§ Work order: Take the entries below and retype them word for word, excluding the images.

§ Data in this exercise:
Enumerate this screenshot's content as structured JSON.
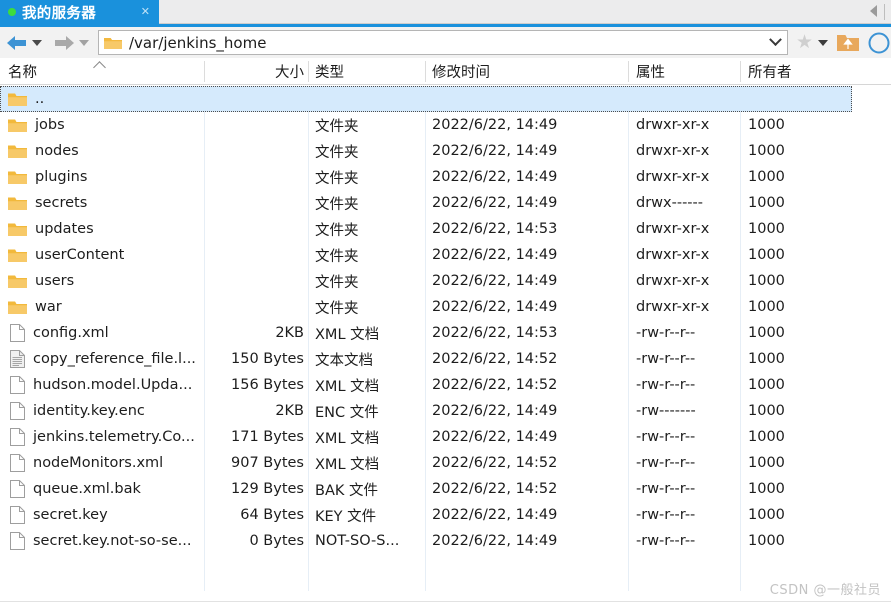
{
  "window": {
    "tab": {
      "title": "我的服务器",
      "close_label": "✕",
      "status_color": "#3ddc3d"
    },
    "accent_color": "#1a91dc"
  },
  "toolbar": {
    "back_label": "←",
    "forward_label": "→",
    "address_value": "/var/jenkins_home",
    "address_placeholder": "/var/jenkins_home",
    "star_label": "★",
    "icons": [
      "back-arrow-icon",
      "forward-arrow-icon",
      "folder-icon",
      "chevron-down-icon",
      "star-icon",
      "parent-folder-icon",
      "refresh-icon"
    ]
  },
  "columns": [
    {
      "key": "name",
      "label": "名称",
      "sort": "asc"
    },
    {
      "key": "size",
      "label": "大小"
    },
    {
      "key": "type",
      "label": "类型"
    },
    {
      "key": "time",
      "label": "修改时间"
    },
    {
      "key": "attr",
      "label": "属性"
    },
    {
      "key": "owner",
      "label": "所有者"
    }
  ],
  "rows": [
    {
      "name": "..",
      "icon": "folder",
      "size": "",
      "type": "",
      "time": "",
      "attr": "",
      "owner": "",
      "selected": true
    },
    {
      "name": "jobs",
      "icon": "folder",
      "size": "",
      "type": "文件夹",
      "time": "2022/6/22, 14:49",
      "attr": "drwxr-xr-x",
      "owner": "1000"
    },
    {
      "name": "nodes",
      "icon": "folder",
      "size": "",
      "type": "文件夹",
      "time": "2022/6/22, 14:49",
      "attr": "drwxr-xr-x",
      "owner": "1000"
    },
    {
      "name": "plugins",
      "icon": "folder",
      "size": "",
      "type": "文件夹",
      "time": "2022/6/22, 14:49",
      "attr": "drwxr-xr-x",
      "owner": "1000"
    },
    {
      "name": "secrets",
      "icon": "folder",
      "size": "",
      "type": "文件夹",
      "time": "2022/6/22, 14:49",
      "attr": "drwx------",
      "owner": "1000"
    },
    {
      "name": "updates",
      "icon": "folder",
      "size": "",
      "type": "文件夹",
      "time": "2022/6/22, 14:53",
      "attr": "drwxr-xr-x",
      "owner": "1000"
    },
    {
      "name": "userContent",
      "icon": "folder",
      "size": "",
      "type": "文件夹",
      "time": "2022/6/22, 14:49",
      "attr": "drwxr-xr-x",
      "owner": "1000"
    },
    {
      "name": "users",
      "icon": "folder",
      "size": "",
      "type": "文件夹",
      "time": "2022/6/22, 14:49",
      "attr": "drwxr-xr-x",
      "owner": "1000"
    },
    {
      "name": "war",
      "icon": "folder",
      "size": "",
      "type": "文件夹",
      "time": "2022/6/22, 14:49",
      "attr": "drwxr-xr-x",
      "owner": "1000"
    },
    {
      "name": "config.xml",
      "icon": "file",
      "size": "2KB",
      "type": "XML 文档",
      "time": "2022/6/22, 14:53",
      "attr": "-rw-r--r--",
      "owner": "1000"
    },
    {
      "name": "copy_reference_file.l...",
      "icon": "text",
      "size": "150 Bytes",
      "type": "文本文档",
      "time": "2022/6/22, 14:52",
      "attr": "-rw-r--r--",
      "owner": "1000"
    },
    {
      "name": "hudson.model.Upda...",
      "icon": "file",
      "size": "156 Bytes",
      "type": "XML 文档",
      "time": "2022/6/22, 14:52",
      "attr": "-rw-r--r--",
      "owner": "1000"
    },
    {
      "name": "identity.key.enc",
      "icon": "file",
      "size": "2KB",
      "type": "ENC 文件",
      "time": "2022/6/22, 14:49",
      "attr": "-rw-------",
      "owner": "1000"
    },
    {
      "name": "jenkins.telemetry.Co...",
      "icon": "file",
      "size": "171 Bytes",
      "type": "XML 文档",
      "time": "2022/6/22, 14:49",
      "attr": "-rw-r--r--",
      "owner": "1000"
    },
    {
      "name": "nodeMonitors.xml",
      "icon": "file",
      "size": "907 Bytes",
      "type": "XML 文档",
      "time": "2022/6/22, 14:52",
      "attr": "-rw-r--r--",
      "owner": "1000"
    },
    {
      "name": "queue.xml.bak",
      "icon": "file",
      "size": "129 Bytes",
      "type": "BAK 文件",
      "time": "2022/6/22, 14:52",
      "attr": "-rw-r--r--",
      "owner": "1000"
    },
    {
      "name": "secret.key",
      "icon": "file",
      "size": "64 Bytes",
      "type": "KEY 文件",
      "time": "2022/6/22, 14:49",
      "attr": "-rw-r--r--",
      "owner": "1000"
    },
    {
      "name": "secret.key.not-so-se...",
      "icon": "file",
      "size": "0 Bytes",
      "type": "NOT-SO-S...",
      "time": "2022/6/22, 14:49",
      "attr": "-rw-r--r--",
      "owner": "1000"
    }
  ],
  "watermark": "CSDN @一般社员"
}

§ Solved problem:
Enumerate this screenshot's content as structured JSON.
{
  "window": {
    "tab": {
      "title": "我的服务器",
      "close_label": "✕",
      "status_color": "#3ddc3d"
    },
    "accent_color": "#1a91dc"
  },
  "toolbar": {
    "back_label": "←",
    "forward_label": "→",
    "address_value": "/var/jenkins_home",
    "address_placeholder": "/var/jenkins_home",
    "star_label": "★",
    "icons": [
      "back-arrow-icon",
      "forward-arrow-icon",
      "folder-icon",
      "chevron-down-icon",
      "star-icon",
      "parent-folder-icon",
      "refresh-icon"
    ]
  },
  "columns": [
    {
      "key": "name",
      "label": "名称",
      "sort": "asc"
    },
    {
      "key": "size",
      "label": "大小"
    },
    {
      "key": "type",
      "label": "类型"
    },
    {
      "key": "time",
      "label": "修改时间"
    },
    {
      "key": "attr",
      "label": "属性"
    },
    {
      "key": "owner",
      "label": "所有者"
    }
  ],
  "rows": [
    {
      "name": "..",
      "icon": "folder",
      "size": "",
      "type": "",
      "time": "",
      "attr": "",
      "owner": "",
      "selected": true
    },
    {
      "name": "jobs",
      "icon": "folder",
      "size": "",
      "type": "文件夹",
      "time": "2022/6/22, 14:49",
      "attr": "drwxr-xr-x",
      "owner": "1000"
    },
    {
      "name": "nodes",
      "icon": "folder",
      "size": "",
      "type": "文件夹",
      "time": "2022/6/22, 14:49",
      "attr": "drwxr-xr-x",
      "owner": "1000"
    },
    {
      "name": "plugins",
      "icon": "folder",
      "size": "",
      "type": "文件夹",
      "time": "2022/6/22, 14:49",
      "attr": "drwxr-xr-x",
      "owner": "1000"
    },
    {
      "name": "secrets",
      "icon": "folder",
      "size": "",
      "type": "文件夹",
      "time": "2022/6/22, 14:49",
      "attr": "drwx------",
      "owner": "1000"
    },
    {
      "name": "updates",
      "icon": "folder",
      "size": "",
      "type": "文件夹",
      "time": "2022/6/22, 14:53",
      "attr": "drwxr-xr-x",
      "owner": "1000"
    },
    {
      "name": "userContent",
      "icon": "folder",
      "size": "",
      "type": "文件夹",
      "time": "2022/6/22, 14:49",
      "attr": "drwxr-xr-x",
      "owner": "1000"
    },
    {
      "name": "users",
      "icon": "folder",
      "size": "",
      "type": "文件夹",
      "time": "2022/6/22, 14:49",
      "attr": "drwxr-xr-x",
      "owner": "1000"
    },
    {
      "name": "war",
      "icon": "folder",
      "size": "",
      "type": "文件夹",
      "time": "2022/6/22, 14:49",
      "attr": "drwxr-xr-x",
      "owner": "1000"
    },
    {
      "name": "config.xml",
      "icon": "file",
      "size": "2KB",
      "type": "XML 文档",
      "time": "2022/6/22, 14:53",
      "attr": "-rw-r--r--",
      "owner": "1000"
    },
    {
      "name": "copy_reference_file.l...",
      "icon": "text",
      "size": "150 Bytes",
      "type": "文本文档",
      "time": "2022/6/22, 14:52",
      "attr": "-rw-r--r--",
      "owner": "1000"
    },
    {
      "name": "hudson.model.Upda...",
      "icon": "file",
      "size": "156 Bytes",
      "type": "XML 文档",
      "time": "2022/6/22, 14:52",
      "attr": "-rw-r--r--",
      "owner": "1000"
    },
    {
      "name": "identity.key.enc",
      "icon": "file",
      "size": "2KB",
      "type": "ENC 文件",
      "time": "2022/6/22, 14:49",
      "attr": "-rw-------",
      "owner": "1000"
    },
    {
      "name": "jenkins.telemetry.Co...",
      "icon": "file",
      "size": "171 Bytes",
      "type": "XML 文档",
      "time": "2022/6/22, 14:49",
      "attr": "-rw-r--r--",
      "owner": "1000"
    },
    {
      "name": "nodeMonitors.xml",
      "icon": "file",
      "size": "907 Bytes",
      "type": "XML 文档",
      "time": "2022/6/22, 14:52",
      "attr": "-rw-r--r--",
      "owner": "1000"
    },
    {
      "name": "queue.xml.bak",
      "icon": "file",
      "size": "129 Bytes",
      "type": "BAK 文件",
      "time": "2022/6/22, 14:52",
      "attr": "-rw-r--r--",
      "owner": "1000"
    },
    {
      "name": "secret.key",
      "icon": "file",
      "size": "64 Bytes",
      "type": "KEY 文件",
      "time": "2022/6/22, 14:49",
      "attr": "-rw-r--r--",
      "owner": "1000"
    },
    {
      "name": "secret.key.not-so-se...",
      "icon": "file",
      "size": "0 Bytes",
      "type": "NOT-SO-S...",
      "time": "2022/6/22, 14:49",
      "attr": "-rw-r--r--",
      "owner": "1000"
    }
  ],
  "watermark": "CSDN @一般社员"
}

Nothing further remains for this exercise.